● The input
***
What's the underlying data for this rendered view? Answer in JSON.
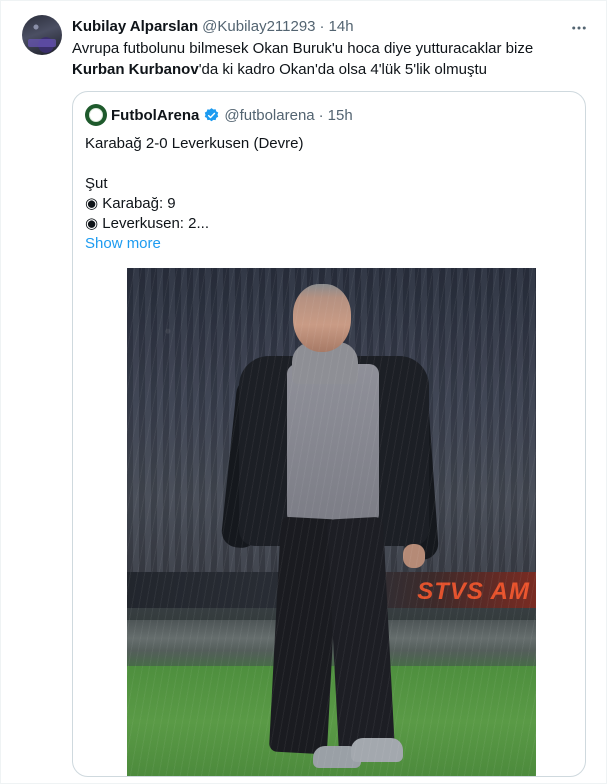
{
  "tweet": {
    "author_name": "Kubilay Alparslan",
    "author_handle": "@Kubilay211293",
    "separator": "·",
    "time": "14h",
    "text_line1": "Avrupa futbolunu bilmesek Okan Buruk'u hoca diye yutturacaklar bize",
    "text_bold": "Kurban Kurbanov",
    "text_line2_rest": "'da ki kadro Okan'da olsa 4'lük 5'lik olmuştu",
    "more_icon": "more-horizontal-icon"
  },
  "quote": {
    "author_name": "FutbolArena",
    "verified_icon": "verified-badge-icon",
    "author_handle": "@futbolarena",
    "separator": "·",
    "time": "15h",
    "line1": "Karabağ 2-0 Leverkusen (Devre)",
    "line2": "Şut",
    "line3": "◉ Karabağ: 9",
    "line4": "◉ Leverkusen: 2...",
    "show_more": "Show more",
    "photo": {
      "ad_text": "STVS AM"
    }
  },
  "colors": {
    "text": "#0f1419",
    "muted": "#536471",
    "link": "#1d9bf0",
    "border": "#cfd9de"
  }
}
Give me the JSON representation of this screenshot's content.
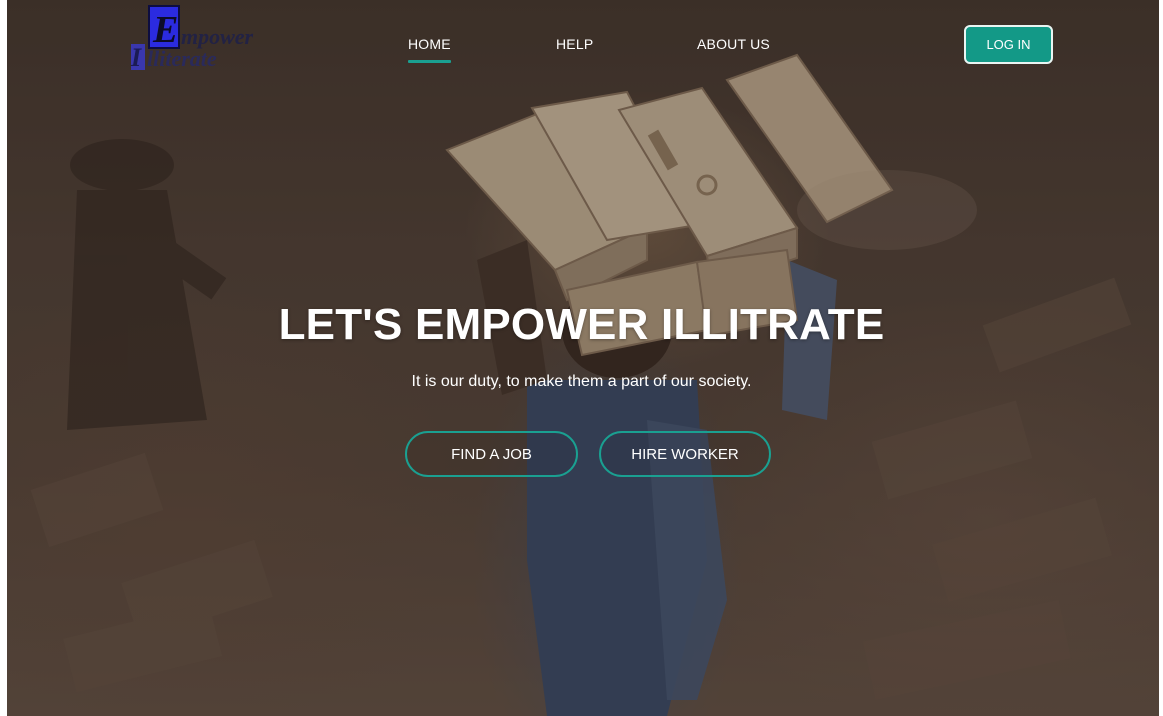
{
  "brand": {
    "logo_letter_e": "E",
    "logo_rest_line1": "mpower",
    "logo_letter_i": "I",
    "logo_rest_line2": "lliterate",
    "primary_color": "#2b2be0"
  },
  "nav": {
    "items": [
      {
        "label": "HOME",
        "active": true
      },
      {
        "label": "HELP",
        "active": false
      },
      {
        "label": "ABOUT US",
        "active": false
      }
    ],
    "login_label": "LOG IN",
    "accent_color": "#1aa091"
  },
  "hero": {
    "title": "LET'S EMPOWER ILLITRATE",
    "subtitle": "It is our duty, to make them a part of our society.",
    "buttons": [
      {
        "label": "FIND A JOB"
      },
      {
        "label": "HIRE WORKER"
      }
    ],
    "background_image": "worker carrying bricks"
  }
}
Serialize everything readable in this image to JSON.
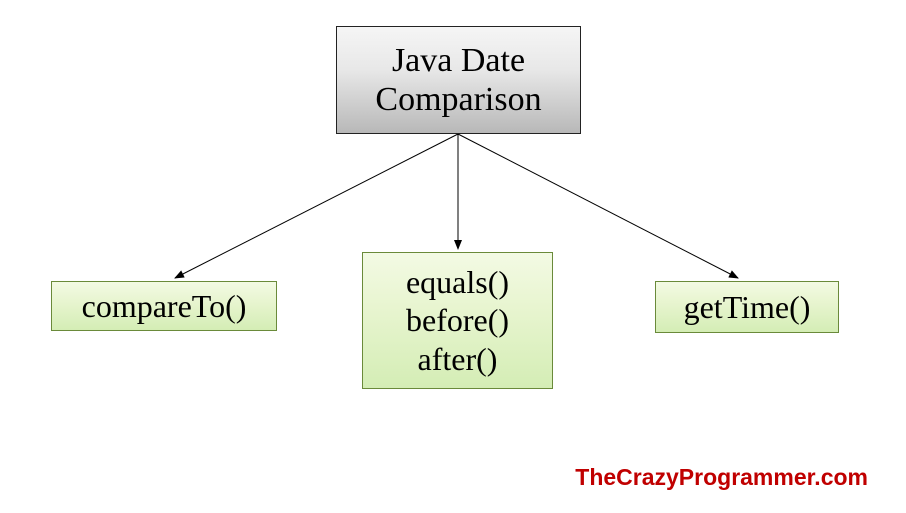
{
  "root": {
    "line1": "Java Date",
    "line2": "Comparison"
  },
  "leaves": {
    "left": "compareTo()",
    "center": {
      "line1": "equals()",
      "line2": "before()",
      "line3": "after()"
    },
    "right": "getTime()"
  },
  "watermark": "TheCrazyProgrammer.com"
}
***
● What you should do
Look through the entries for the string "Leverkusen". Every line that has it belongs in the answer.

● Reply
    "line1": "Karabağ 2-0 Leverkusen (Devre)",
    "line4": "◉ Leverkusen: 2...",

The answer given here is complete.